On Saturday night, a Canadian National Railway (CN) train with 100 tank cars of crude oil derailed about 80 kilometers south of Timmins, Ontario. The derailment was on the CN mainline, in an area inaccessible by road. 29 cars jumped the track, and seven were still burning the following afternoon. An unknown amount of oil was spilled.
Yesterday, twenty five cars of a 109 car CSX train derailed in Adena Village in Fayette County, West Virginia. At least one car ended up in the Kanawha River, while another slammed into a house. At least fourteen cars caught fire, and some exploded. Kelley Gillenwater, a spokeswoman for the state Department of Environmental Protection (DEP), said that the DEP was told the train was carrying “crude oil and possibly other materials.”
Unfortunately, exploding trains are becoming more commonplace. Last July, we wrote about the increase of oil train explosions over the last few years, and followed up a couple weeks later with an article about the proposed DOT regulations and why, in our opinion, they didn’t really address the issues either in the short term or as long term solutions.
We expect to hear a lot of talk over the next few days from various people with ties to the petroleum industry saying that the trains were following all existing safety regulations (and by all appearances so far, they were), and this shows the need for an expanded pipeline system.

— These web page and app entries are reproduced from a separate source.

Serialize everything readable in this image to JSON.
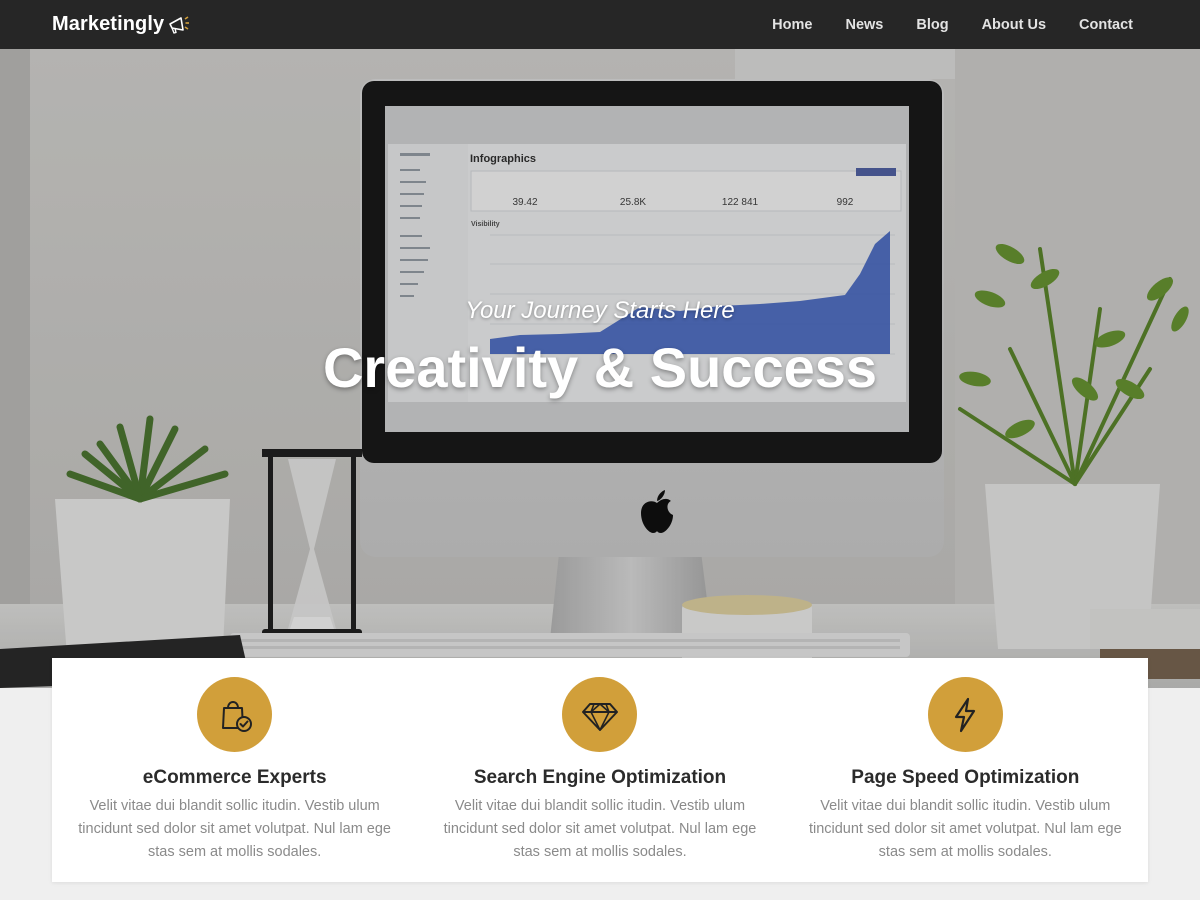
{
  "nav": {
    "brand": "Marketingly",
    "brand_icon": "megaphone-icon",
    "links": [
      "Home",
      "News",
      "Blog",
      "About Us",
      "Contact"
    ]
  },
  "hero": {
    "subtitle": "Your Journey Starts Here",
    "title": "Creativity & Success",
    "screen": {
      "heading": "Infographics",
      "stats": [
        "39.42",
        "25.8K",
        "122 841",
        "992"
      ],
      "section": "Visibility"
    }
  },
  "features": [
    {
      "icon": "shopping-bag-check-icon",
      "title": "eCommerce Experts",
      "desc": "Velit vitae dui blandit sollic itudin. Vestib ulum tincidunt sed dolor sit amet volutpat. Nul lam ege stas sem at mollis sodales."
    },
    {
      "icon": "diamond-icon",
      "title": "Search Engine Optimization",
      "desc": "Velit vitae dui blandit sollic itudin. Vestib ulum tincidunt sed dolor sit amet volutpat. Nul lam ege stas sem at mollis sodales."
    },
    {
      "icon": "lightning-icon",
      "title": "Page Speed Optimization",
      "desc": "Velit vitae dui blandit sollic itudin. Vestib ulum tincidunt sed dolor sit amet volutpat. Nul lam ege stas sem at mollis sodales."
    }
  ],
  "colors": {
    "nav_bg": "#262626",
    "accent": "#d19f3a",
    "feature_title": "#2b2b2b",
    "feature_text": "#8a8a8a"
  }
}
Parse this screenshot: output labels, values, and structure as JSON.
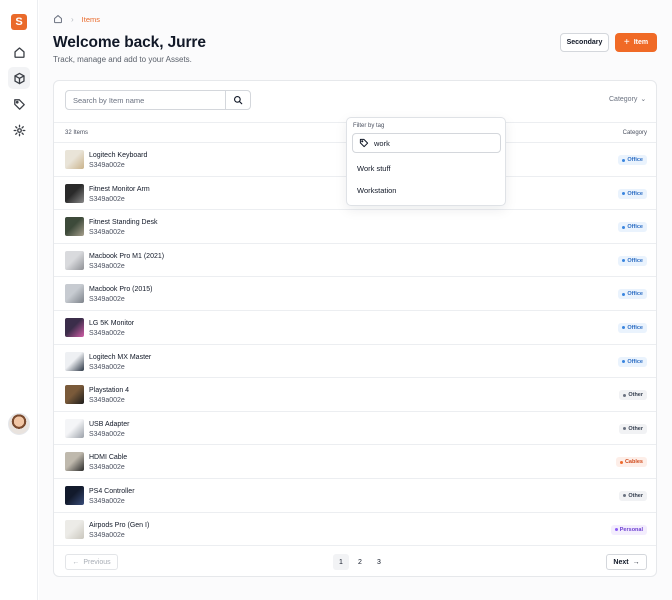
{
  "app": {
    "logo_letter": "S"
  },
  "sidebar": {
    "items": [
      {
        "name": "home",
        "icon": "home-icon"
      },
      {
        "name": "items",
        "icon": "box-icon",
        "active": true
      },
      {
        "name": "tags",
        "icon": "tag-icon"
      },
      {
        "name": "settings",
        "icon": "gear-icon"
      }
    ]
  },
  "breadcrumb": {
    "current": "Items"
  },
  "header": {
    "title": "Welcome back, Jurre",
    "subtitle": "Track, manage and add to your Assets.",
    "secondary_label": "Secondary",
    "primary_label": "Item",
    "primary_icon": "+"
  },
  "search": {
    "placeholder": "Search by Item name",
    "value": ""
  },
  "category_filter": {
    "label": "Category",
    "icon": "⌄"
  },
  "table": {
    "count_label": "32 Items",
    "category_header": "Category",
    "rows": [
      {
        "name": "Logitech Keyboard",
        "id": "S349a002e",
        "category": "Office",
        "thumb": [
          "#e9e4d8",
          "#c9b28a"
        ]
      },
      {
        "name": "Fitnest Monitor Arm",
        "id": "S349a002e",
        "category": "Office",
        "thumb": [
          "#2a2a2a",
          "#8a8a8a"
        ]
      },
      {
        "name": "Fitnest Standing Desk",
        "id": "S349a002e",
        "category": "Office",
        "thumb": [
          "#3d4a3a",
          "#a7a08e"
        ]
      },
      {
        "name": "Macbook Pro M1 (2021)",
        "id": "S349a002e",
        "category": "Office",
        "thumb": [
          "#d9dadd",
          "#8e9095"
        ]
      },
      {
        "name": "Macbook Pro (2015)",
        "id": "S349a002e",
        "category": "Office",
        "thumb": [
          "#c7cbd1",
          "#7d828a"
        ]
      },
      {
        "name": "LG 5K Monitor",
        "id": "S349a002e",
        "category": "Office",
        "thumb": [
          "#3b2d4a",
          "#d35fa8"
        ]
      },
      {
        "name": "Logitech MX Master",
        "id": "S349a002e",
        "category": "Office",
        "thumb": [
          "#eef0f3",
          "#2b3645"
        ]
      },
      {
        "name": "Playstation 4",
        "id": "S349a002e",
        "category": "Other",
        "thumb": [
          "#7a5a3a",
          "#1c1c1c"
        ]
      },
      {
        "name": "USB Adapter",
        "id": "S349a002e",
        "category": "Other",
        "thumb": [
          "#f4f5f7",
          "#9aa0a8"
        ]
      },
      {
        "name": "HDMI Cable",
        "id": "S349a002e",
        "category": "Cables",
        "thumb": [
          "#bfb9ad",
          "#2a2a2a"
        ]
      },
      {
        "name": "PS4 Controller",
        "id": "S349a002e",
        "category": "Other",
        "thumb": [
          "#121a2c",
          "#3a4d7a"
        ]
      },
      {
        "name": "Airpods Pro (Gen I)",
        "id": "S349a002e",
        "category": "Personal",
        "thumb": [
          "#ecebe7",
          "#c9c6bd"
        ]
      }
    ]
  },
  "pagination": {
    "previous_label": "Previous",
    "next_label": "Next",
    "pages": [
      "1",
      "2",
      "3"
    ],
    "current_page": "1"
  },
  "tag_filter": {
    "label": "Filter by tag",
    "search_value": "work",
    "options": [
      "Work stuff",
      "Workstation"
    ]
  },
  "colors": {
    "accent": "#f06a26",
    "office": "#3a86e0",
    "cables": "#ef6a2d",
    "personal": "#8b5cf6",
    "other": "#6b7280"
  }
}
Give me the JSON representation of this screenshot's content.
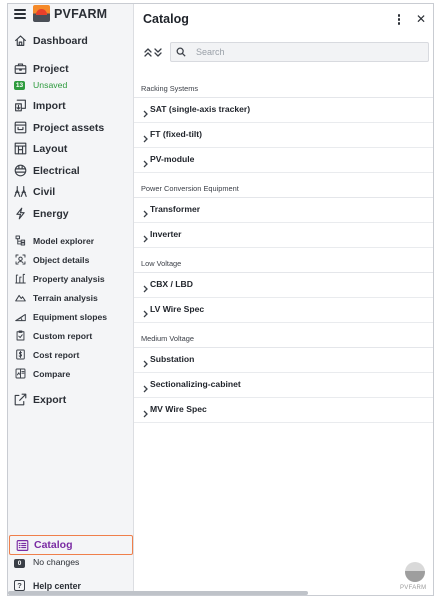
{
  "app": {
    "brand": "PVFARM"
  },
  "sidebar": {
    "items": [
      {
        "key": "dashboard",
        "label": "Dashboard"
      },
      {
        "key": "project",
        "label": "Project"
      },
      {
        "key": "import",
        "label": "Import"
      },
      {
        "key": "project_assets",
        "label": "Project assets"
      },
      {
        "key": "layout",
        "label": "Layout"
      },
      {
        "key": "electrical",
        "label": "Electrical"
      },
      {
        "key": "civil",
        "label": "Civil"
      },
      {
        "key": "energy",
        "label": "Energy"
      },
      {
        "key": "model_explorer",
        "label": "Model explorer"
      },
      {
        "key": "object_details",
        "label": "Object details"
      },
      {
        "key": "property_analysis",
        "label": "Property analysis"
      },
      {
        "key": "terrain_analysis",
        "label": "Terrain analysis"
      },
      {
        "key": "equipment_slopes",
        "label": "Equipment slopes"
      },
      {
        "key": "custom_report",
        "label": "Custom report"
      },
      {
        "key": "cost_report",
        "label": "Cost report"
      },
      {
        "key": "compare",
        "label": "Compare"
      },
      {
        "key": "export",
        "label": "Export"
      },
      {
        "key": "catalog",
        "label": "Catalog"
      },
      {
        "key": "help_center",
        "label": "Help center"
      }
    ],
    "project_status": {
      "badge": "13",
      "text": "Unsaved",
      "color": "#2e9b3e"
    },
    "catalog_status": {
      "badge": "0",
      "text": "No changes"
    }
  },
  "panel": {
    "title": "Catalog",
    "search_placeholder": "Search",
    "groups": [
      {
        "title": "Racking Systems",
        "rows": [
          "SAT (single-axis tracker)",
          "FT (fixed-tilt)",
          "PV-module"
        ]
      },
      {
        "title": "Power Conversion Equipment",
        "rows": [
          "Transformer",
          "Inverter"
        ]
      },
      {
        "title": "Low Voltage",
        "rows": [
          "CBX / LBD",
          "LV Wire Spec"
        ]
      },
      {
        "title": "Medium Voltage",
        "rows": [
          "Substation",
          "Sectionalizing-cabinet",
          "MV Wire Spec"
        ]
      }
    ]
  },
  "watermark": {
    "text": "PVFARM"
  },
  "colors": {
    "accent": "#7a2ca3",
    "highlight_border": "#ef7f4b",
    "success": "#2e9b3e"
  }
}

However, this isn’t a viable solution either. As we’ve come to find out, all pipelines leak, and in many cases, do even more damage to the environment than the exploding trains do.
A recent study suggests that all the known Arctic and Canadian oil should stay in the ground if we are to keep the global rise in temperature to 2 degrees Centigrade between now and 2050. We have a surplus of oil on the world market at the present. With all the problems inherent in the current oil delivery systems, wouldn’t this be the logical time to greatly expand our reliance on clean and renewable energy, instead of when our backs are completely against the wall?